On a sweltering Saturday afternoon in mid-July, I dropped back the latest batch of books that I had taken out from my local library and checked out “Station Eleven”. I devoured it by early Sunday evening! After 99.9% of the world’s population was killed with a lethal dose of the flu, the remaining survivors had to slowly pick up the pieces. “Station Eleven” was “Mad Max” meets “28 Days Later” with a strong environmental message – that we need to save the earth before it is too late. Two of the main characters were Arthur and Clark in a neat homage to Arthur C. Clarke’s “2001 A Space Odyssey”. Despite the dystopian message, I also read it as a paean to the “spectacular world” that we have created.
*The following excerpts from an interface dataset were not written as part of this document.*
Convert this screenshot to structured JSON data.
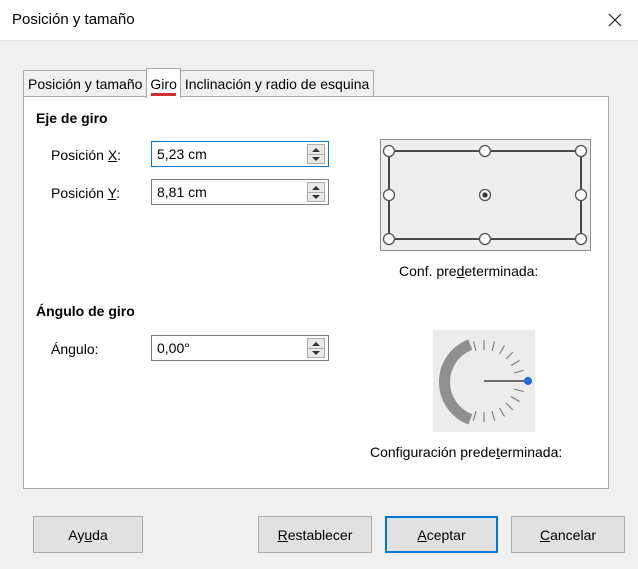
{
  "window": {
    "title": "Posición y tamaño",
    "close_icon": "close-icon"
  },
  "tabs": [
    {
      "label": "Posición y tamaño",
      "active": false
    },
    {
      "label": "Giro",
      "active": true
    },
    {
      "label": "Inclinación y radio de esquina",
      "active": false
    }
  ],
  "pivot": {
    "section_title": "Eje de giro",
    "x_label_pre": "Posición ",
    "x_label_key": "X",
    "x_label_post": ":",
    "x_value": "5,23 cm",
    "y_label_pre": "Posición ",
    "y_label_key": "Y",
    "y_label_post": ":",
    "y_value": "8,81 cm",
    "default_caption_pre": "Conf. pre",
    "default_caption_key": "d",
    "default_caption_post": "eterminada:"
  },
  "angle": {
    "section_title": "Ángulo de giro",
    "label_pre": "Án",
    "label_key": "g",
    "label_post": "ulo:",
    "value": "0,00°",
    "default_caption_pre": "Configuración prede",
    "default_caption_key": "t",
    "default_caption_post": "erminada:"
  },
  "buttons": {
    "help_pre": "Ay",
    "help_key": "u",
    "help_post": "da",
    "reset_key": "R",
    "reset_post": "establecer",
    "ok_key": "A",
    "ok_post": "ceptar",
    "cancel_key": "C",
    "cancel_post": "ancelar"
  },
  "colors": {
    "accent": "#0078d7",
    "active_tab_underline": "#d32f2f"
  }
}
I interpreted “Station Eleven” as praise for the role that art and history played, and continue to play, in the world. The book opened with Arthur dying on-stage as he was performing in his play. His career passed into immortality as he died. There were frequent references to Shakespeare. In the “New World,” as it was called, people were desperate to rekindle the culture of old. The Bard was viewed as a writer of the pre-technological era which emphasised the concept of how timeless his work was. Writing with a simple pen and paper gleaned from the earth, he uncovered a number of universal truths about the human condition.
Francois Diallo began recording interviews with people in the New World and circulated a newspaper. The study of history became a bedrock of how the New Society began to collectively regenerate itself, reminding us of how the initial printing press in the fifteenth century was a vehicle for social change that resulted in the communication of ideas and concepts. The thought of this type of mass communication not being possible in the future is terrifying, especially for a society that takes advantage of these benefits. Think of when Clarke created a museum in Severn City Airport and how it was further evidence of how people found it essential to chronicle our past with as much fastidious attention to detail as possible. Recording our story was, and is, crucial to our evolution.
When August and Kirsten were separated from the Travelling Symphony, “August searched for a TV guide or poetry”. This was at a critical juncture when searching for food to survive would have been more important. Even in this perilous state, the people looked for any vestige of the past to cling onto. The very notion of the Travelling Symphony, a band of musicians and poets travelling together in a world still rebuilding itself, spoke volumes for the need for culture and art in the New World.
The symbol of the paperweight was revealing. Miranda and Kirsten both cherished and protected it. Arthur wrote unrequited letters to an old friend in a throwback to a more simpler mode of communication in the past. The wafer-thin lines between art, life and death were breached throughout, especially when Miranda was about to pass away, “She opened her eyes to see the sunrise. A wash of violent colour, pink and streaks of brilliant orange, the container ships on the horizon suspended between the blaze of the sky and water aflame, the seascape bleeding into confused visions of Station Eleven”. Layered in the adherent pulchritude of Mandel’s prose was the notion of Miranda being unable to differentiate between her own artistic creation and real life. Similar to when Arthur died. The comic book Station Eleven was important. Dr Eleven was the rationale for the Prophet’s violence in the new era.
The most interesting design in “Station Eleven” was contained in the tattoo Kirsten had on her arm, “because survival is insufficient”. The slogan surfaced on countless occasions and it was captivating to reflect on. If history is an attempt, however vain and biased, to evaluate our previous actions as a species, then what is art? It is a vital, genetic urge, dating back as far as we can record in human history, to communicate our inner thoughts with each other. Art is history. Taken further, art was critical to our evolution as a species. In its most constituent sense, it was a building block on which we critiqued the way we lived as a species. Art is a pillar of evolution itself. A form of language and a fundamental mode of communication between us that permits us to learn, change, grow and evolve. This is the central concept in “Station Eleven”. It is not just enough to survive.
After Jeevan had desperately hounded Miranda after a late night, she revealed some humanity by talking to him, which was slammed back in her face when he photographed her in a vulnerable state. This led him to conclude that “the whole entertainment journalist idea thing had been a mistake”. Elsewhere, the paparazzi are described as “fucking parasites”. Yet, there is one sense in which the whole image of this culture might just be worthwhile. In the New World, celebrity gossip magazines were used as valuable historical artefacts to evaluate how we lived. In the airport at the beginning of the New World, a couple irritated Clark by desiring to Tweet about being with Arthur Leander’s kid when their very survival was in jeopardy.
“Station Eleven” was a first-rate, post-apocalyptic future-Noire thriller that read like a sharp jolt of electricity in my mind. Never have we have it so good and yet we are absolutely hell-bent on the anthropogenic annihilation of our planet. Peering into our doomed future has immediate lessons for our present. As Elizabeth said to Arthur in the airport, “Are we supposed to believe that civilisation has just come to an end?” to which he responded, “Well…it was always a little fragile wouldn’t you say?” Quite.